"He had a good practice session yesterday [on May 4] and he felt very good. We told him it's about time he tries it in a game," Jayawardene said of the Russell set-up. "That's a thing in modern-day cricket, even though you have been a great, you still have to find new ways of creating things. It was nice to see him opening up for that idea and getting rewards."

Malinga's resurgence truly began in the unheralded Global T20 Canada in mid-2018, when he embraced his limitations and ditched his rapid yorkers for the floaty slower balls. He took 13 wickets - most of which via offcutters - in six games at an average of 11.64 and economy rate of 6.41. Malinga's economy rate was the best among seamers who had bowled more than 20 overs in the competition. Just like that, he was back in Sri Lanka's World Cup plans and Mumbai's IPL plans.

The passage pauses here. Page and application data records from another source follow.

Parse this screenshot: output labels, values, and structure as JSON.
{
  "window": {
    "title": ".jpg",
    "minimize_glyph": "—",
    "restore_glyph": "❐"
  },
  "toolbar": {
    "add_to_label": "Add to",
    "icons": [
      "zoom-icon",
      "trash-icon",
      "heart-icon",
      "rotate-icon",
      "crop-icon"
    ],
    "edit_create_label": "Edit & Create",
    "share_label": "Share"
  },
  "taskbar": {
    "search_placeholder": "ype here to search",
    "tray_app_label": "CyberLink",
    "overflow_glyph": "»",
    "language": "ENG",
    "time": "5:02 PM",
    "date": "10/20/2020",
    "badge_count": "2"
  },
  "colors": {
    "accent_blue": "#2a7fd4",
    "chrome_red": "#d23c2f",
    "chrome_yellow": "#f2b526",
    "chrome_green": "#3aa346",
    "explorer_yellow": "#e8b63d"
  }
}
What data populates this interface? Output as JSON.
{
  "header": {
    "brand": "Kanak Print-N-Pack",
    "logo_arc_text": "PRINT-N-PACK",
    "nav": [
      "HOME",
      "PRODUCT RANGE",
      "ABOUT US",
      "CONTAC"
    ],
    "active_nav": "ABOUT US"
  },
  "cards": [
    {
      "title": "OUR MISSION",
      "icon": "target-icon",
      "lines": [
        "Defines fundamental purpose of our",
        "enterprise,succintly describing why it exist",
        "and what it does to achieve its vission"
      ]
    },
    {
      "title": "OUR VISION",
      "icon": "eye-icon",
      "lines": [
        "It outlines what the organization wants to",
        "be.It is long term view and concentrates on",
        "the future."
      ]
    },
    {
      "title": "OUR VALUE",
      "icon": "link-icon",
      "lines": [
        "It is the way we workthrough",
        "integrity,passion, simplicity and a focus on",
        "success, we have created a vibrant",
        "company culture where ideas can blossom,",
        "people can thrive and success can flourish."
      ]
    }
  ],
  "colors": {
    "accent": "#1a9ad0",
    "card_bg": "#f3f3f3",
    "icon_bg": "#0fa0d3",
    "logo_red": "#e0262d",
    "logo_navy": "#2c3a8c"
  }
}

Age, fitness issues, reduced pace could have easily defeated his confidence, but Malinga the fast bowler understands T20 cricket better than many. He might not fluently articulate his skills, but with ball in hand you can read his bowling intellect. Whether Mumbai took a gamble by buying back Malinga, we don't know. What has remained a constant is Malinga's status as one of the most valuable weapons for Mumbai in their pursuit of an unprecedented fourth IPL title.